---------- Data to examine

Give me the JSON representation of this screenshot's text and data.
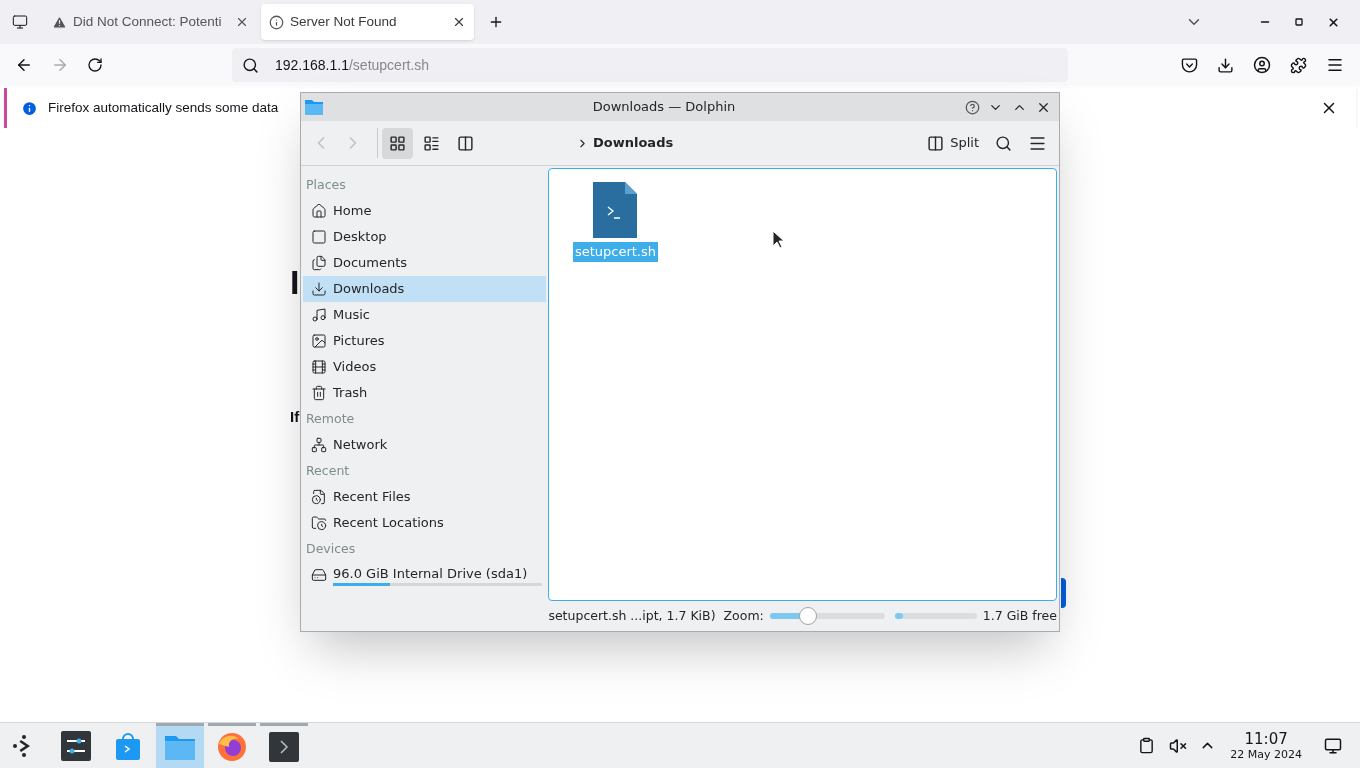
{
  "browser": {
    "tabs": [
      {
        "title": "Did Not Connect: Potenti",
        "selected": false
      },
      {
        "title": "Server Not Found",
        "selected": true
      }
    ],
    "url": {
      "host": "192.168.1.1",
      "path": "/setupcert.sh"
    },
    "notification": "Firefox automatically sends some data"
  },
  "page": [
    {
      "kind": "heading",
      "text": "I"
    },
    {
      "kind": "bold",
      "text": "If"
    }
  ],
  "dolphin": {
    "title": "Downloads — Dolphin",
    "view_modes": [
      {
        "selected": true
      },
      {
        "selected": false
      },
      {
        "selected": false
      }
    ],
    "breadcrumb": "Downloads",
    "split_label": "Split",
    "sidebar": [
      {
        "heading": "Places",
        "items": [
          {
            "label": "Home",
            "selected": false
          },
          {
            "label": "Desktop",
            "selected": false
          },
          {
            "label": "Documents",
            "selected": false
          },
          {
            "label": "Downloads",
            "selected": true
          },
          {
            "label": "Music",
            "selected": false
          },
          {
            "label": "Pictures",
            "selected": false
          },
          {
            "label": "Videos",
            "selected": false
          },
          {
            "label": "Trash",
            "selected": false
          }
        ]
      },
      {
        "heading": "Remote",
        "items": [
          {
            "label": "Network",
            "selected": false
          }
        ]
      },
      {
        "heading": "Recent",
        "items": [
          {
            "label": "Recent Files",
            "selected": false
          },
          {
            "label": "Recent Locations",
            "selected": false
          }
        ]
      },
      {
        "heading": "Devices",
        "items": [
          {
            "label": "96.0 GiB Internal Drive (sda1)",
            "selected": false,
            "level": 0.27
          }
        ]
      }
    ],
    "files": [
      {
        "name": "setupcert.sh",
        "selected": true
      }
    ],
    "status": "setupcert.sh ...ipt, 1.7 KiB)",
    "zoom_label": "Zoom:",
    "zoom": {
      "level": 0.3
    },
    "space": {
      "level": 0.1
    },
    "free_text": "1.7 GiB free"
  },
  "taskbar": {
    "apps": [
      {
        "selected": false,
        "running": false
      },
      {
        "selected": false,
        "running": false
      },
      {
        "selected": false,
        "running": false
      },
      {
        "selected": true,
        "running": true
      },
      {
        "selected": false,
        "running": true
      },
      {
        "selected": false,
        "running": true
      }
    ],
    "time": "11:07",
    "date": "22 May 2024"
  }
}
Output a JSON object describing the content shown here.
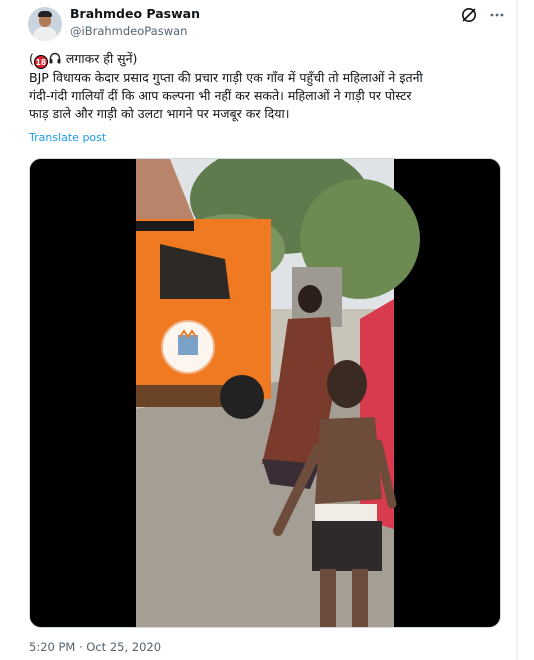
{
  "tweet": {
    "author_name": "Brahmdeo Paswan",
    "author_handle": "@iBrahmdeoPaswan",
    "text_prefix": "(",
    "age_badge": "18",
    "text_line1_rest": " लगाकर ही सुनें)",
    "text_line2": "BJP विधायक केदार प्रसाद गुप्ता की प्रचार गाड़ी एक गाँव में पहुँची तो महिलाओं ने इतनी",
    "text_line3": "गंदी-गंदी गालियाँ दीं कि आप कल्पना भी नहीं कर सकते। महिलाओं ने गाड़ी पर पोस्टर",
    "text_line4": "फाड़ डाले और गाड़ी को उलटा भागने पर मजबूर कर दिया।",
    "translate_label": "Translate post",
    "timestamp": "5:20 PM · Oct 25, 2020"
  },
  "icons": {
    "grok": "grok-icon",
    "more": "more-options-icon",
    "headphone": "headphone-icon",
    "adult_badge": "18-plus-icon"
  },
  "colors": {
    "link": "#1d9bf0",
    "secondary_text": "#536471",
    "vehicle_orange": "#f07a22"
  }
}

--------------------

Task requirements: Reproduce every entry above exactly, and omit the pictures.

Answer to this problem:
Give me the JSON representation of this screenshot's text and data.
{
  "browser": {
    "tabs": [
      {
        "title": "Did Not Connect: Potenti",
        "selected": false
      },
      {
        "title": "Server Not Found",
        "selected": true
      }
    ],
    "url": {
      "host": "192.168.1.1",
      "path": "/setupcert.sh"
    },
    "notification": "Firefox automatically sends some data"
  },
  "page": [
    {
      "kind": "heading",
      "text": "I"
    },
    {
      "kind": "bold",
      "text": "If"
    }
  ],
  "dolphin": {
    "title": "Downloads — Dolphin",
    "view_modes": [
      {
        "selected": true
      },
      {
        "selected": false
      },
      {
        "selected": false
      }
    ],
    "breadcrumb": "Downloads",
    "split_label": "Split",
    "sidebar": [
      {
        "heading": "Places",
        "items": [
          {
            "label": "Home",
            "selected": false
          },
          {
            "label": "Desktop",
            "selected": false
          },
          {
            "label": "Documents",
            "selected": false
          },
          {
            "label": "Downloads",
            "selected": true
          },
          {
            "label": "Music",
            "selected": false
          },
          {
            "label": "Pictures",
            "selected": false
          },
          {
            "label": "Videos",
            "selected": false
          },
          {
            "label": "Trash",
            "selected": false
          }
        ]
      },
      {
        "heading": "Remote",
        "items": [
          {
            "label": "Network",
            "selected": false
          }
        ]
      },
      {
        "heading": "Recent",
        "items": [
          {
            "label": "Recent Files",
            "selected": false
          },
          {
            "label": "Recent Locations",
            "selected": false
          }
        ]
      },
      {
        "heading": "Devices",
        "items": [
          {
            "label": "96.0 GiB Internal Drive (sda1)",
            "selected": false,
            "level": 0.27
          }
        ]
      }
    ],
    "files": [
      {
        "name": "setupcert.sh",
        "selected": true
      }
    ],
    "status": "setupcert.sh ...ipt, 1.7 KiB)",
    "zoom_label": "Zoom:",
    "zoom": {
      "level": 0.3
    },
    "space": {
      "level": 0.1
    },
    "free_text": "1.7 GiB free"
  },
  "taskbar": {
    "apps": [
      {
        "selected": false,
        "running": false
      },
      {
        "selected": false,
        "running": false
      },
      {
        "selected": false,
        "running": false
      },
      {
        "selected": true,
        "running": true
      },
      {
        "selected": false,
        "running": true
      },
      {
        "selected": false,
        "running": true
      }
    ],
    "time": "11:07",
    "date": "22 May 2024"
  }
}
Output a JSON object describing the content shown here.
{
  "tweet": {
    "author_name": "Brahmdeo Paswan",
    "author_handle": "@iBrahmdeoPaswan",
    "text_prefix": "(",
    "age_badge": "18",
    "text_line1_rest": " लगाकर ही सुनें)",
    "text_line2": "BJP विधायक केदार प्रसाद गुप्ता की प्रचार गाड़ी एक गाँव में पहुँची तो महिलाओं ने इतनी",
    "text_line3": "गंदी-गंदी गालियाँ दीं कि आप कल्पना भी नहीं कर सकते। महिलाओं ने गाड़ी पर पोस्टर",
    "text_line4": "फाड़ डाले और गाड़ी को उलटा भागने पर मजबूर कर दिया।",
    "translate_label": "Translate post",
    "timestamp": "5:20 PM · Oct 25, 2020"
  },
  "icons": {
    "grok": "grok-icon",
    "more": "more-options-icon",
    "headphone": "headphone-icon",
    "adult_badge": "18-plus-icon"
  },
  "colors": {
    "link": "#1d9bf0",
    "secondary_text": "#536471",
    "vehicle_orange": "#f07a22"
  }
}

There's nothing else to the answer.